### EXERCISE
Below are the records; copy each line in which "label" can be found.

*** INFORMATION

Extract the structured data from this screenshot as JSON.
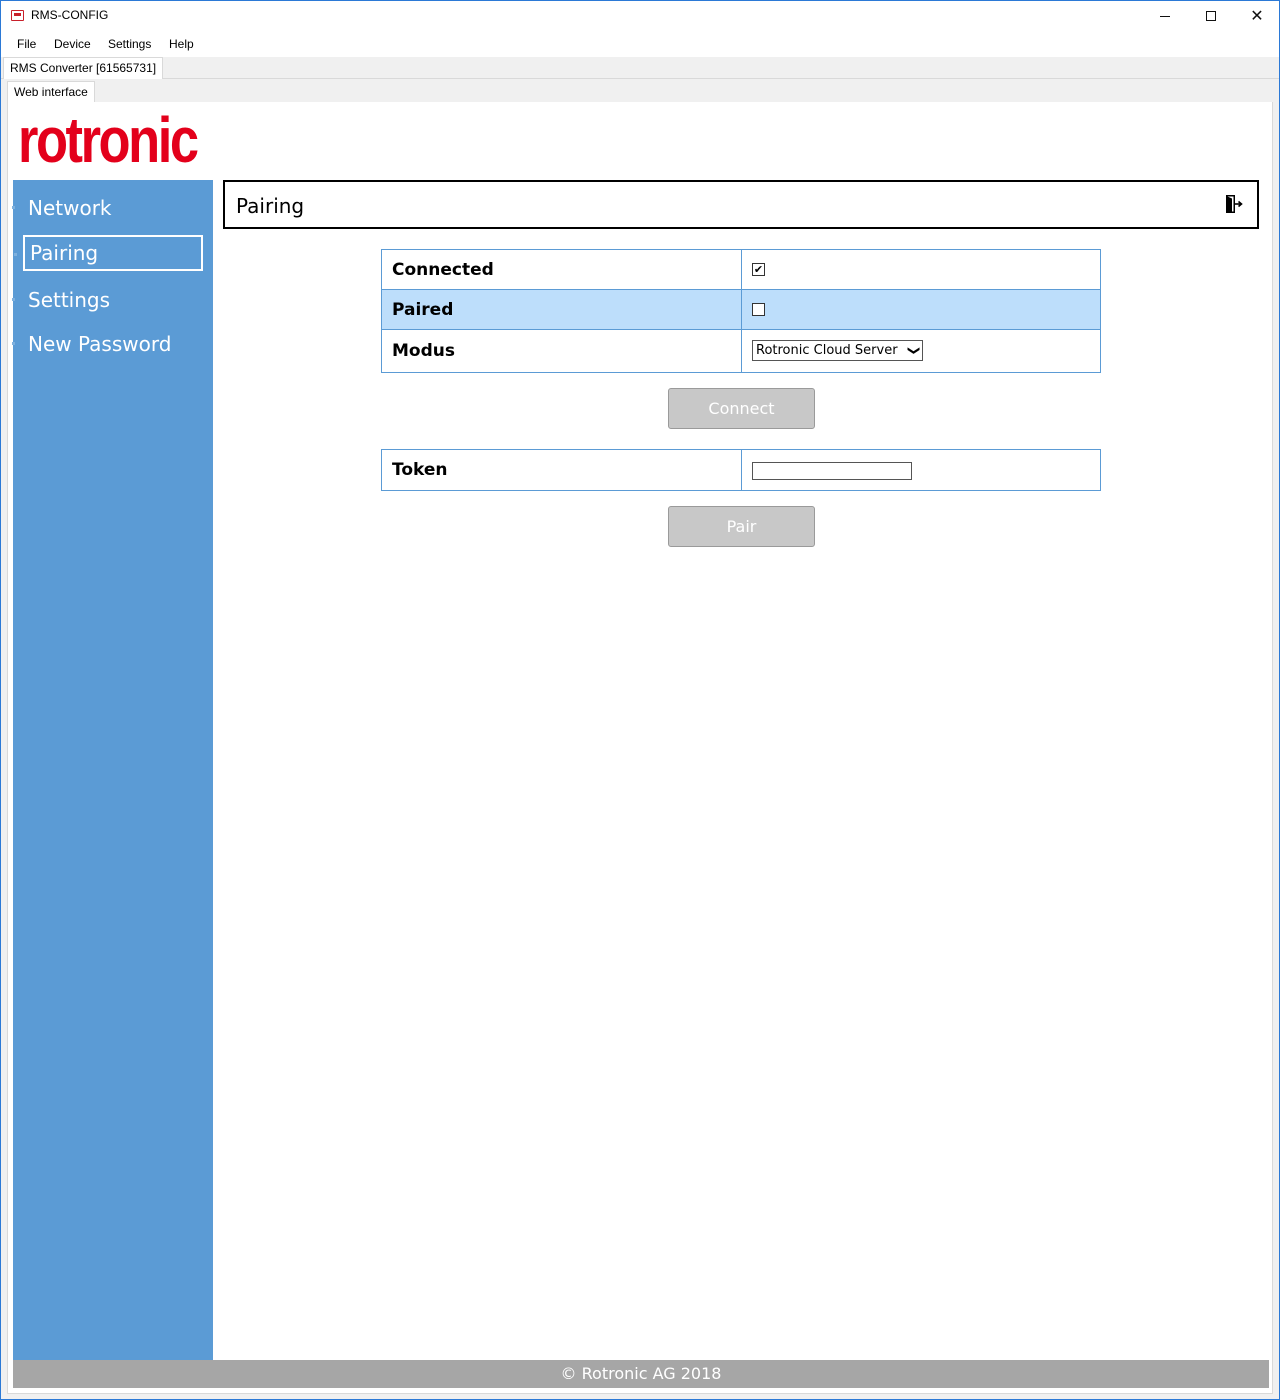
{
  "window": {
    "title": "RMS-CONFIG",
    "close_glyph": "✕"
  },
  "menu": [
    "File",
    "Device",
    "Settings",
    "Help"
  ],
  "tabs": {
    "device_tab": "RMS Converter [61565731]",
    "sub_tab": "Web interface"
  },
  "brand": {
    "logo_text": "rotronic",
    "logo_color": "#e3001b",
    "accent": "#5b9bd5"
  },
  "sidebar": {
    "items": [
      {
        "label": "Network"
      },
      {
        "label": "Pairing",
        "active": true
      },
      {
        "label": "Settings"
      },
      {
        "label": "New Password"
      }
    ]
  },
  "page": {
    "title": "Pairing",
    "logout_icon": "logout-icon"
  },
  "status_table": {
    "rows": [
      {
        "label": "Connected",
        "checked": true,
        "mark": "✔"
      },
      {
        "label": "Paired",
        "checked": false,
        "mark": ""
      },
      {
        "label": "Modus",
        "value": "Rotronic Cloud Server",
        "chevron": "❯"
      }
    ]
  },
  "connect_button": "Connect",
  "token_table": {
    "label": "Token",
    "value": ""
  },
  "pair_button": "Pair",
  "footer": "© Rotronic AG 2018"
}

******

### WRITTEN REPLY
        "label": "Network"
        "label": "Pairing",
        "label": "Settings"
        "label": "New Password"
        "label": "Connected",
        "label": "Paired",
        "label": "Modus",
    "label": "Token",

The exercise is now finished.